▶ TASK INSTRUCTIONS: Whenever a line of the listing contains the string "JSON", return that line.

▶ DATA PROVIDED:
..............................
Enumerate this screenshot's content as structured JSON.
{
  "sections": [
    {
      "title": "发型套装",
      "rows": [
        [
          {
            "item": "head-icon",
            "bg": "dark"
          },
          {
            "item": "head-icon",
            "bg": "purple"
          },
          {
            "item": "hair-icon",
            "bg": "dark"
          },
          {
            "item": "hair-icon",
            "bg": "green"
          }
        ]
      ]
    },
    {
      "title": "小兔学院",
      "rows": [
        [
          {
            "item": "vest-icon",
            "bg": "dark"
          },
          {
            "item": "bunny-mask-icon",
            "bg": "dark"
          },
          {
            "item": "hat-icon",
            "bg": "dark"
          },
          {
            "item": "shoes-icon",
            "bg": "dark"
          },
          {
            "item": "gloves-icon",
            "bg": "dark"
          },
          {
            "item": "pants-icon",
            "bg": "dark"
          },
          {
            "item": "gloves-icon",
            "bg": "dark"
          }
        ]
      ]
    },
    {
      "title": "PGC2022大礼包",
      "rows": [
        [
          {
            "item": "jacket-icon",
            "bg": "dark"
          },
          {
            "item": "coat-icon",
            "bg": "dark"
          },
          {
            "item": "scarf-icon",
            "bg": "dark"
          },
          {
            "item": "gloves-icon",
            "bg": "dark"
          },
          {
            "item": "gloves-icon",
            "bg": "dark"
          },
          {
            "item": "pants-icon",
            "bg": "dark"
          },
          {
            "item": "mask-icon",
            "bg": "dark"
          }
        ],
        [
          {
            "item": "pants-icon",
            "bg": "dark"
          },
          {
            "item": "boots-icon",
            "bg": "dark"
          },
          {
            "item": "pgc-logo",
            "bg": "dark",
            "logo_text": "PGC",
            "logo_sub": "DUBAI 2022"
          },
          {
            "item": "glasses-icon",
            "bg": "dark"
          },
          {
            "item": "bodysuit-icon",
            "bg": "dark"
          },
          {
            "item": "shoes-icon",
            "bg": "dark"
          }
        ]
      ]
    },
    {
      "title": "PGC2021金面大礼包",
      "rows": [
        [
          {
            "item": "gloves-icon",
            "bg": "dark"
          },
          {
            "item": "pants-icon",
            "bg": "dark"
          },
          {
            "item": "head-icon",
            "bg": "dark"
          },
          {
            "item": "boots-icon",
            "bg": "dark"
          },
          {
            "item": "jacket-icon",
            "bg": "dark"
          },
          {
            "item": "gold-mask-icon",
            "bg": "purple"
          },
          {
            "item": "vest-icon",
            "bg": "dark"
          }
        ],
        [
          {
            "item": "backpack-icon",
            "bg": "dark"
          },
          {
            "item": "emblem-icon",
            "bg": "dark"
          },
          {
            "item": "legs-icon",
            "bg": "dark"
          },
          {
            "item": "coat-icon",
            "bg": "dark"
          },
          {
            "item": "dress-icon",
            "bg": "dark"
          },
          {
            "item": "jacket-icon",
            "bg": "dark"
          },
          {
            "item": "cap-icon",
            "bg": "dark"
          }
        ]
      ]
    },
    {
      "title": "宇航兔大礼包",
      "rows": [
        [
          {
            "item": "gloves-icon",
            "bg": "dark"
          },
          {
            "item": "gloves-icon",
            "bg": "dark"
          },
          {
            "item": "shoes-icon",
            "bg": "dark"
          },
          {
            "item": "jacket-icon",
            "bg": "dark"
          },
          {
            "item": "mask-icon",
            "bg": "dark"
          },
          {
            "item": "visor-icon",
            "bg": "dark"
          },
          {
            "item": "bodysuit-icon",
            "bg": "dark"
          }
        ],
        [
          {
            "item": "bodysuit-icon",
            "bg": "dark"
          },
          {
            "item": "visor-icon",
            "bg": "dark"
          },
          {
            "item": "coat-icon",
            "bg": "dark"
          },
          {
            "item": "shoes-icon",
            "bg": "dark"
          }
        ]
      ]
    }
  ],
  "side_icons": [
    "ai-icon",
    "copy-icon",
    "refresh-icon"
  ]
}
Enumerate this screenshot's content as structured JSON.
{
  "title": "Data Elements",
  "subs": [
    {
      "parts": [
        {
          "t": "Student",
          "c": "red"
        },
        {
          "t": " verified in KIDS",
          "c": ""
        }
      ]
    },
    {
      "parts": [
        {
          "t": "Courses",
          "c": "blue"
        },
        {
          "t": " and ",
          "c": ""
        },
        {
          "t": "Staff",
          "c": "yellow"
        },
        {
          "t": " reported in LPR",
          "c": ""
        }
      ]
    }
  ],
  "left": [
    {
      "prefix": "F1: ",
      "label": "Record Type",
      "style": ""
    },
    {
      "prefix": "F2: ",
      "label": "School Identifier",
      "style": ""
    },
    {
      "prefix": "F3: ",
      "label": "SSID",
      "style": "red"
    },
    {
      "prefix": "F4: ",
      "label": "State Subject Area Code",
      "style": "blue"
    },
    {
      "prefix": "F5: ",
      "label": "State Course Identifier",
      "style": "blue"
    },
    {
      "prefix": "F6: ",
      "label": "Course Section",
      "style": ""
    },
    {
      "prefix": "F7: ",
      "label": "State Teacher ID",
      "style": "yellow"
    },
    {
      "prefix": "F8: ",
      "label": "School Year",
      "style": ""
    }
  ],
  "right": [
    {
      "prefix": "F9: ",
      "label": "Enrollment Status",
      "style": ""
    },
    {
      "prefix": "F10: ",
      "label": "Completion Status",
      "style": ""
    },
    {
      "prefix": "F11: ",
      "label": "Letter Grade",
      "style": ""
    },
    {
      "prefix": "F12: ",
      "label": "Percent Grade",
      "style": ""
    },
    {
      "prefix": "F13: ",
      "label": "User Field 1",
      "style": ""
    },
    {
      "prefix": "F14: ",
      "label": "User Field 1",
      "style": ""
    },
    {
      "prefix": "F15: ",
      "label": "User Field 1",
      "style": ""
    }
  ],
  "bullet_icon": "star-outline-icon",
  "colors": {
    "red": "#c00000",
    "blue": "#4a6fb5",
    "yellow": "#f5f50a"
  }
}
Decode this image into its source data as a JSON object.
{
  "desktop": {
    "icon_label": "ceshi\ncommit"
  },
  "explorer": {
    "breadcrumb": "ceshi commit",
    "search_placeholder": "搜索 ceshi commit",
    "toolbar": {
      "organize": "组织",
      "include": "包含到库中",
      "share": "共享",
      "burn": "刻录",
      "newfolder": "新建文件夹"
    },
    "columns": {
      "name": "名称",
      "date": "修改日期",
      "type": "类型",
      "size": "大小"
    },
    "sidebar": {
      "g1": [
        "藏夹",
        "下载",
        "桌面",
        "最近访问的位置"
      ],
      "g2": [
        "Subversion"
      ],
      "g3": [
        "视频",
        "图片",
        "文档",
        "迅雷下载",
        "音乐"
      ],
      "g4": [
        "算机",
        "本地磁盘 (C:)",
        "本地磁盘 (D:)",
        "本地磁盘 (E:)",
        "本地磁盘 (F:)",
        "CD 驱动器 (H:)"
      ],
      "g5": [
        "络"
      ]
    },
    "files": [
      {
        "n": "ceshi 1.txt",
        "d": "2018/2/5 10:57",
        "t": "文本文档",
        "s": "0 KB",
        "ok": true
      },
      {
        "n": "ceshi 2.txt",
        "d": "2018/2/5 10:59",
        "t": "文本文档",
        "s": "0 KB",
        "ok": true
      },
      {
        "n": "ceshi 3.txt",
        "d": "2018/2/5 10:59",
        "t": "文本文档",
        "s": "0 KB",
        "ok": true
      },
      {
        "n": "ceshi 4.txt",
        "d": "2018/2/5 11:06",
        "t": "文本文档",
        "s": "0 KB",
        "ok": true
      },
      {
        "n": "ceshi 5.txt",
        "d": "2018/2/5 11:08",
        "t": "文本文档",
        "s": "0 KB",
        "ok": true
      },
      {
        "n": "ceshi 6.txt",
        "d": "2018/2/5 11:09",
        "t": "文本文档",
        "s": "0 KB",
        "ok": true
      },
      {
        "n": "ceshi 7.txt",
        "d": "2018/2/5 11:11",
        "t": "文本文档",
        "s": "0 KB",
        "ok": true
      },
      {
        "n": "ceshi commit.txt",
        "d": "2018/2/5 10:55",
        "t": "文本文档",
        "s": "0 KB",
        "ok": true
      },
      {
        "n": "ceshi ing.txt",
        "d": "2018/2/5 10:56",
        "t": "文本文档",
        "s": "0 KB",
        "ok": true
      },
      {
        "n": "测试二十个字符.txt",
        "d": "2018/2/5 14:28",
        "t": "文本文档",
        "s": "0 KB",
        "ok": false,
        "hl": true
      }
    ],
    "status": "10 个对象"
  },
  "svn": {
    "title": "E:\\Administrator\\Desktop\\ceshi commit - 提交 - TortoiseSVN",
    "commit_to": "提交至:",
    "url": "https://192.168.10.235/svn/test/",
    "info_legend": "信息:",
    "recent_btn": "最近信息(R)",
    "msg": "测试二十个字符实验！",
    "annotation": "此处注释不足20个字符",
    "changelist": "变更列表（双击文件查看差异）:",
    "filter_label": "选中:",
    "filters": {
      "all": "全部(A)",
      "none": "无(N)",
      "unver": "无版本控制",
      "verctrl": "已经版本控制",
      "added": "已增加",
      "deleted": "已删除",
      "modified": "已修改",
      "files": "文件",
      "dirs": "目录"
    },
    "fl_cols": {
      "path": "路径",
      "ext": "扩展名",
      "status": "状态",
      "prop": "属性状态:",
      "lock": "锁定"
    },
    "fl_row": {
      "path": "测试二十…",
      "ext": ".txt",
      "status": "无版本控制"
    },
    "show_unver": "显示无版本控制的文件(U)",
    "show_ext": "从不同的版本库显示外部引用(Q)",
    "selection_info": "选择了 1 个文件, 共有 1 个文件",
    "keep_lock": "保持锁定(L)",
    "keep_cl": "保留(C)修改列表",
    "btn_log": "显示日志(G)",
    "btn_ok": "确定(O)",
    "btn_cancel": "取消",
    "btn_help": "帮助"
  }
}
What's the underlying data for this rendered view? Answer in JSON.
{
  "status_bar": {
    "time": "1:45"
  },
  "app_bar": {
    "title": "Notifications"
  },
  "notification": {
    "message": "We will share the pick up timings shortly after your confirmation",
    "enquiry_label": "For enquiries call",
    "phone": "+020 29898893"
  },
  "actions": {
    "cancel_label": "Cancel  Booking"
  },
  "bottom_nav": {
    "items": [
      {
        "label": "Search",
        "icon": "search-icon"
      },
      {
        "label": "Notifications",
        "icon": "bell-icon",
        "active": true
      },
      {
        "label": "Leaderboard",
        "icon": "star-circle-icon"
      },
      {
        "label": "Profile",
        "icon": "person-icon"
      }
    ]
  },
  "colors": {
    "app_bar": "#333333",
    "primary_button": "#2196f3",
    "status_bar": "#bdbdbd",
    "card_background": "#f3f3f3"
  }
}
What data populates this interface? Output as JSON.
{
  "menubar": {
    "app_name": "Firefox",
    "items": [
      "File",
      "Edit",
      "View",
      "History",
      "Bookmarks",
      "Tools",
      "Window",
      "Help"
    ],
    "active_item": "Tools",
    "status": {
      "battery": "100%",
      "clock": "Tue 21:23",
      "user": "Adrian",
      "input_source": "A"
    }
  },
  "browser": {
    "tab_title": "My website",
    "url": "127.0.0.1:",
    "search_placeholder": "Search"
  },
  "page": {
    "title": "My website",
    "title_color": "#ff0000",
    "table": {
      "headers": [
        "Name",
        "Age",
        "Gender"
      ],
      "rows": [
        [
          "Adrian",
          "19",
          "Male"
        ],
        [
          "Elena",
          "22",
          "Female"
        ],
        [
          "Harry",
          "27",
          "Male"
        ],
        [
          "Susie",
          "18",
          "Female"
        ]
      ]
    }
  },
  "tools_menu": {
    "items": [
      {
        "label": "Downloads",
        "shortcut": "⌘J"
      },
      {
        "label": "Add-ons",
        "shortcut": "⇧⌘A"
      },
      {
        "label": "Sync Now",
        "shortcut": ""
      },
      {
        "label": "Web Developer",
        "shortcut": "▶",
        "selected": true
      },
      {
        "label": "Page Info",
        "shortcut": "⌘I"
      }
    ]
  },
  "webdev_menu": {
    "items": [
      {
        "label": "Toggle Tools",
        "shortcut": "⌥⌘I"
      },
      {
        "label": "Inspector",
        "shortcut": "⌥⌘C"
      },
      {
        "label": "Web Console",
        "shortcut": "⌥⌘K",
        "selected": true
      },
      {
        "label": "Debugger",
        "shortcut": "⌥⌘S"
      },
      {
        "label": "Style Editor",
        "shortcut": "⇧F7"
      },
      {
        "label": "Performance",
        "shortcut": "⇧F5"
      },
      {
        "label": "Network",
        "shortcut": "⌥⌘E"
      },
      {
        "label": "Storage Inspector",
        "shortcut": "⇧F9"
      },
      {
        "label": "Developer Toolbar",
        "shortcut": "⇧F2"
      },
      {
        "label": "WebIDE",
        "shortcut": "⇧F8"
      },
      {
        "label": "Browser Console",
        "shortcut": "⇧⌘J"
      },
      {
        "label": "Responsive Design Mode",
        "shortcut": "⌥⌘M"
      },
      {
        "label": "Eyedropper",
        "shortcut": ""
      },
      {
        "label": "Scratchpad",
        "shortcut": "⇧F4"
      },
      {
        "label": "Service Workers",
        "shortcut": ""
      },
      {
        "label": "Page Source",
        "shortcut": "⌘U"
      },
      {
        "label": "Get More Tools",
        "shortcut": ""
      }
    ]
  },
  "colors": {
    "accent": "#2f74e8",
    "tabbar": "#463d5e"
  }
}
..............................
▶ EXERCISE OUTPUT:
Enumerate this screenshot's content as structured JSON.
Enumerate this screenshot's content as structured JSON.
Decode this image into its source data as a JSON object.
What's the underlying data for this rendered view? Answer in JSON.
What data populates this interface? Output as JSON.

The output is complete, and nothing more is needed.